One of several possible explanations for the differential signaling following receptor coactivation is the formation of heterodimeric complexes between α2AARs and DOPs. The emergence of novel pharmacological properties from heterodimer activation distinct from either component receptor alone has been previously investigated for dopamine receptors (Rashid et al., 2007). In the case of ORs, in vitro evidence indicates synergistic binding and coupling potentiation of coactivated κ-ORs and DOPs (Jordan and Devi, 1999) and conformational changes via crosstalk that modulate receptor function between α2ARs and μ-ORs (Vilardaga et al., 2008). Furthermore, α2AR-DOP synergy is lost in mice lacking functional α2AARs (Stone et al., 1997), whereas it is retained in μ-OR KO mice (Guo et al., 2003), supporting the specific involvement of DOPs in the synergistic interaction.
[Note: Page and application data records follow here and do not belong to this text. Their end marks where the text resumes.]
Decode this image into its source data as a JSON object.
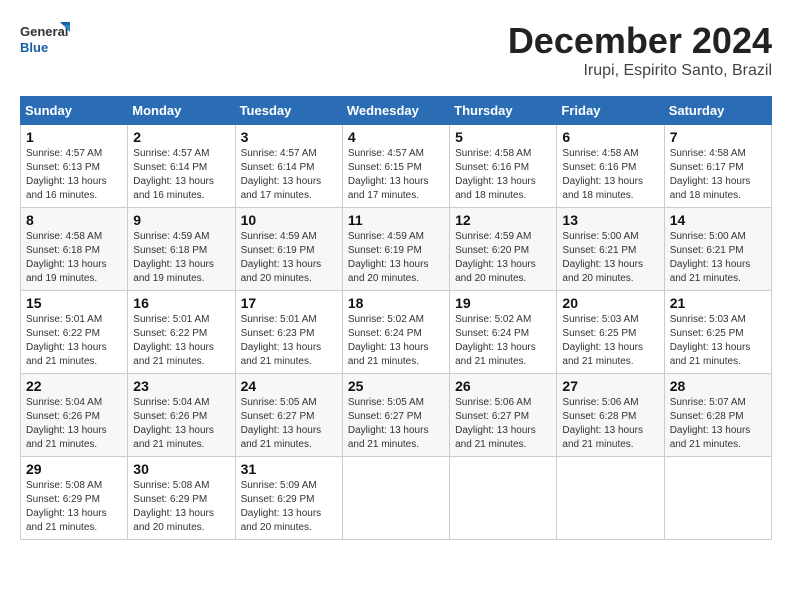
{
  "header": {
    "logo_line1": "General",
    "logo_line2": "Blue",
    "month": "December 2024",
    "location": "Irupi, Espirito Santo, Brazil"
  },
  "weekdays": [
    "Sunday",
    "Monday",
    "Tuesday",
    "Wednesday",
    "Thursday",
    "Friday",
    "Saturday"
  ],
  "weeks": [
    [
      {
        "day": 1,
        "info": "Sunrise: 4:57 AM\nSunset: 6:13 PM\nDaylight: 13 hours\nand 16 minutes."
      },
      {
        "day": 2,
        "info": "Sunrise: 4:57 AM\nSunset: 6:14 PM\nDaylight: 13 hours\nand 16 minutes."
      },
      {
        "day": 3,
        "info": "Sunrise: 4:57 AM\nSunset: 6:14 PM\nDaylight: 13 hours\nand 17 minutes."
      },
      {
        "day": 4,
        "info": "Sunrise: 4:57 AM\nSunset: 6:15 PM\nDaylight: 13 hours\nand 17 minutes."
      },
      {
        "day": 5,
        "info": "Sunrise: 4:58 AM\nSunset: 6:16 PM\nDaylight: 13 hours\nand 18 minutes."
      },
      {
        "day": 6,
        "info": "Sunrise: 4:58 AM\nSunset: 6:16 PM\nDaylight: 13 hours\nand 18 minutes."
      },
      {
        "day": 7,
        "info": "Sunrise: 4:58 AM\nSunset: 6:17 PM\nDaylight: 13 hours\nand 18 minutes."
      }
    ],
    [
      {
        "day": 8,
        "info": "Sunrise: 4:58 AM\nSunset: 6:18 PM\nDaylight: 13 hours\nand 19 minutes."
      },
      {
        "day": 9,
        "info": "Sunrise: 4:59 AM\nSunset: 6:18 PM\nDaylight: 13 hours\nand 19 minutes."
      },
      {
        "day": 10,
        "info": "Sunrise: 4:59 AM\nSunset: 6:19 PM\nDaylight: 13 hours\nand 20 minutes."
      },
      {
        "day": 11,
        "info": "Sunrise: 4:59 AM\nSunset: 6:19 PM\nDaylight: 13 hours\nand 20 minutes."
      },
      {
        "day": 12,
        "info": "Sunrise: 4:59 AM\nSunset: 6:20 PM\nDaylight: 13 hours\nand 20 minutes."
      },
      {
        "day": 13,
        "info": "Sunrise: 5:00 AM\nSunset: 6:21 PM\nDaylight: 13 hours\nand 20 minutes."
      },
      {
        "day": 14,
        "info": "Sunrise: 5:00 AM\nSunset: 6:21 PM\nDaylight: 13 hours\nand 21 minutes."
      }
    ],
    [
      {
        "day": 15,
        "info": "Sunrise: 5:01 AM\nSunset: 6:22 PM\nDaylight: 13 hours\nand 21 minutes."
      },
      {
        "day": 16,
        "info": "Sunrise: 5:01 AM\nSunset: 6:22 PM\nDaylight: 13 hours\nand 21 minutes."
      },
      {
        "day": 17,
        "info": "Sunrise: 5:01 AM\nSunset: 6:23 PM\nDaylight: 13 hours\nand 21 minutes."
      },
      {
        "day": 18,
        "info": "Sunrise: 5:02 AM\nSunset: 6:24 PM\nDaylight: 13 hours\nand 21 minutes."
      },
      {
        "day": 19,
        "info": "Sunrise: 5:02 AM\nSunset: 6:24 PM\nDaylight: 13 hours\nand 21 minutes."
      },
      {
        "day": 20,
        "info": "Sunrise: 5:03 AM\nSunset: 6:25 PM\nDaylight: 13 hours\nand 21 minutes."
      },
      {
        "day": 21,
        "info": "Sunrise: 5:03 AM\nSunset: 6:25 PM\nDaylight: 13 hours\nand 21 minutes."
      }
    ],
    [
      {
        "day": 22,
        "info": "Sunrise: 5:04 AM\nSunset: 6:26 PM\nDaylight: 13 hours\nand 21 minutes."
      },
      {
        "day": 23,
        "info": "Sunrise: 5:04 AM\nSunset: 6:26 PM\nDaylight: 13 hours\nand 21 minutes."
      },
      {
        "day": 24,
        "info": "Sunrise: 5:05 AM\nSunset: 6:27 PM\nDaylight: 13 hours\nand 21 minutes."
      },
      {
        "day": 25,
        "info": "Sunrise: 5:05 AM\nSunset: 6:27 PM\nDaylight: 13 hours\nand 21 minutes."
      },
      {
        "day": 26,
        "info": "Sunrise: 5:06 AM\nSunset: 6:27 PM\nDaylight: 13 hours\nand 21 minutes."
      },
      {
        "day": 27,
        "info": "Sunrise: 5:06 AM\nSunset: 6:28 PM\nDaylight: 13 hours\nand 21 minutes."
      },
      {
        "day": 28,
        "info": "Sunrise: 5:07 AM\nSunset: 6:28 PM\nDaylight: 13 hours\nand 21 minutes."
      }
    ],
    [
      {
        "day": 29,
        "info": "Sunrise: 5:08 AM\nSunset: 6:29 PM\nDaylight: 13 hours\nand 21 minutes."
      },
      {
        "day": 30,
        "info": "Sunrise: 5:08 AM\nSunset: 6:29 PM\nDaylight: 13 hours\nand 20 minutes."
      },
      {
        "day": 31,
        "info": "Sunrise: 5:09 AM\nSunset: 6:29 PM\nDaylight: 13 hours\nand 20 minutes."
      },
      null,
      null,
      null,
      null
    ]
  ]
}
Together these data demonstrate that α2AR-DOP synergy is dependent on the presence of both receptors, but, to this point, α2AR-DOP heterodimer formation in vivo is purely theoretical. An alternative hypothesis is that the phosphorylation target(s) of PKC allow enhanced Gi/o coupling of both the α2AAR and DOP. Evidence for a specific role for PKC is a first step in elucidating the pathways involved in α2AR/DOP synergy, but further work is needed to determine the contribution of downstream targets of PKC.
Synergy is important in clinical pain management as much lower doses of each drug can be administered to produce analgesia, thus reducing unwanted side effects and improving treatment outcomes. These results provide strong evidence that synergy between analgesic agonists acting at anatomically colocalized receptor populations in spinal cord can occur, and that this interaction is not dependent on multineuronal circuitry. In the case of α2AR and DOP agonist combinations, the synergistic interaction appears to be mediated through the activation of PKC. The phosphorylation target(s) of PKC mediating the enhanced potency remain unknown, as does the mechanism of enhancement. Identifying the molecular basis of spinal analgesic synergy may contribute to improved therapeutic strategies to control chronic pain and understand mechanisms of chronic pain induction.
This work was supported by National Institutes of Health (NIH) Grant R01DA015438 to G.L.W., and Canadian Institutes of Health Research Grant MOP-86691 and Fonds de la Recherche en Santé du Québec Chercheur Boursier #14312 to L.S.S; NIH Training Grant T32DA07234 supported A.C.O. We thank Dr. Walter Bowles for providing perfusion equipment and Cicely Schramm for thoughtful reading of this manuscript.
- Correspondence should be addressed to George L. Wilcox, University of Minnesota, Department of Neuroscience, 6-145 Jackson Hall, Minneapolis, MN 55455.